Many names, still sweet
Imaginative in its blending of a wide range of movement resources -- pantomime, gymnastics, character dance, theatricalized folklore and, of course, classical ballet -- John Cranko’s three-act “Romeo and Juliet” has long been a staple of the international repertory.
Southern California audiences have grown familiar with it through frequent performances by the Joffrey Ballet beginning in the mid-1980s, as well as a few visits by Germany’s superb Stuttgart Ballet, Cranko’s home company from 1961 until his death in 1973.
Three Stuttgart casts at the Orange County Performing Arts Center over the weekend confirmed that Cranko’s 1962 Shakespearean dance drama remains fresh and involving -- despite the endless intermissions (a 24-minute break after a 31-minute act, for instance) that have become one of the center’s most dubious traditions.
The weekend performances offered local audiences their first look at the revised 1992 sets and costumes by the production’s original designer, Jurgen Rose: a more somber statement than before, though no less handsome. And the interaction of veteran “Romeo and Juliet” leads with dancers new to major roles demonstrated how the Cranko/Stuttgart style renews itself.
On Saturday night, for instance, Filip Barankiewicz made an auspicious debut as Romeo opposite Sue Jin Kang, whose Juliet has always been ideally childlike and vivacious in the early scenes but who has now reached impressive tragic stature in the potion and tomb solos.
Especially passionate in the aftermath of Tybalt’s death, Barankiewicz partnered Kang ardently and helped her embody the most conventional interpretation of Shakespeare’s tragedy but also arguably the most heartbreaking -- that of two beautiful, loving children utterly unprepared for calamity.
On Saturday afternoon, however, Elena Tentschikowa’s debut as Juliet suggested a radical alternative: the story of a willful child of power who discovers her own true nature only when she demands what she can’t have. More stalwart than romantic as Romeo, Douglas Lee encountered partnering difficulties and his naturalistic acting didn’t always mesh well with Tentschikowa’s more stylized approach, but the potential for a forceful, contemporary “Romeo and Juliet” gave their partnership uncommon interest.
On Friday, the remarkable refinement, sensitivity and expressive detail of Yseult Lendvai’s Juliet evoked the memory of Carla Fracci, Cranko’s first (pre-Stuttgart) Juliet. In his debut as Romeo, the coltish Jason Reilly looked at Lendvai with wonder and partnered her as if in custody of a fragile treasure. Their rapt spontaneity and technical surety made the partnership exceptionally satisfying.
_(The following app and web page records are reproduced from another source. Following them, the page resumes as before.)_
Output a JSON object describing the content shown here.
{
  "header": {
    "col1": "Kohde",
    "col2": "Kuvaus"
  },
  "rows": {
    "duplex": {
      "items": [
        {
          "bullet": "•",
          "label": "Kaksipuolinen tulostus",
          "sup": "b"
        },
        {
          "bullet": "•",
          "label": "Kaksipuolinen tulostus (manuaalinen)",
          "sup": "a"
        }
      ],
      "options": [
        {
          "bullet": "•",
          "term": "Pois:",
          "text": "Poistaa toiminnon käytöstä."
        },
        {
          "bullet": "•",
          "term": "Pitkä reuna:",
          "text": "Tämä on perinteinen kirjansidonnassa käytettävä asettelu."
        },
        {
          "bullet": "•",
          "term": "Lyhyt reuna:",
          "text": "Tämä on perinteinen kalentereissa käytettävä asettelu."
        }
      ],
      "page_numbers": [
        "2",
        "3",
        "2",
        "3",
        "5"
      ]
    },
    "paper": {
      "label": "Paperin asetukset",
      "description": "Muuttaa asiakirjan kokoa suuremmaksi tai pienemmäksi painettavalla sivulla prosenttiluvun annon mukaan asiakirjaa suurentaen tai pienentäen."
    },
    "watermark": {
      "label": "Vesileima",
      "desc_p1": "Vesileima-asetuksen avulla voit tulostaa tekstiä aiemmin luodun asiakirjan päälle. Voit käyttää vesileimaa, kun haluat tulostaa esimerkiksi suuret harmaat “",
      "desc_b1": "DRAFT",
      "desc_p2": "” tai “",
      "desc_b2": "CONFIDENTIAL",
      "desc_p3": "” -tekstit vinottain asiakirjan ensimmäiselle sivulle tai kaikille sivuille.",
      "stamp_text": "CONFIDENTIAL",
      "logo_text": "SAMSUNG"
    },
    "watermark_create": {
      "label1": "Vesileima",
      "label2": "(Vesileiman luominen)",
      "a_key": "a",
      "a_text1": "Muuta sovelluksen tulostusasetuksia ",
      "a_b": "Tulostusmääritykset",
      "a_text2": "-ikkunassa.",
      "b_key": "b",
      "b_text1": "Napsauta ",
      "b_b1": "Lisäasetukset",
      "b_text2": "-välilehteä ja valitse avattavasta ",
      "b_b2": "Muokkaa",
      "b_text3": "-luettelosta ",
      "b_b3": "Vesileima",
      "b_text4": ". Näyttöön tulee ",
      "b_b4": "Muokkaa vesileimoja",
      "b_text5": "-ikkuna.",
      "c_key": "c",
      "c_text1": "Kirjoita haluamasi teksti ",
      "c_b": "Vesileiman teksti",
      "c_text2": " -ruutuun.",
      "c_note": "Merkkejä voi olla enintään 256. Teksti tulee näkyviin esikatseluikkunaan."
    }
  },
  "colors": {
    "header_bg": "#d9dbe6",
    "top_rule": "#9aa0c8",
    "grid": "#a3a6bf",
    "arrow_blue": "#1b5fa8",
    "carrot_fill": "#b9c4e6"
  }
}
Subsidiary performances upheld the company’s reputation for casting in depth, but some achievements definitely outclassed others. Both Robert Conn and Ibrahim Onal, for example, proved effective as Tybalt. But on Saturday afternoon, Jiri Jelinek found a complexity and a genuine sense of danger in the role that made his portrayal unforgettable.
Similarly, Eric Gauthier and Ivan Gil Ortega gave Mercutio energy, charm and plenty of airy virtuosity -- though Stuttgart men don’t always seem to worry about nailing their terminations as much as they might. Thomas Lempertz, however, not only nailed them on Saturday night but also brought a dimension of poetic fancy to his dancing that made his extended death scene seem the shortest and most eventful of the weekend.
Commanding in physique, with a unique soulful gaze, Wieslaw Dudek made something special of his performances as Paris and Friar Laurence, just as the Act 2 carnival dances boasted quirky star power when Jorge Nozal took the lead. In Cranko’s version, Benvolio has no individual function or personality, but Reilly, Javier Amo Gonzalez and Marijn Rademaker (another debut) all behaved as if it were a stepping-stone to greatness -- and it sometimes is.
Irina Schlaht bumbled sympathetically through all three performances as Juliet’s nurse and Melinda Witham appeared equally often as a multifaceted and ultimately tragic Lady Capulet -- though the mourning for Tybalt could have been stronger given the high intensity of Cranko’s staging and Prokofiev’s score. The time for tasteful understatement has long since passed when you’re being carried on a bier, atop a corpse, to orchestral screams of anguish.
Played diligently by the Pacific Symphony, the score was skillfully conducted at the Friday and Saturday evening shows by James Tuggle and at the Saturday matinee by Glenn Prince.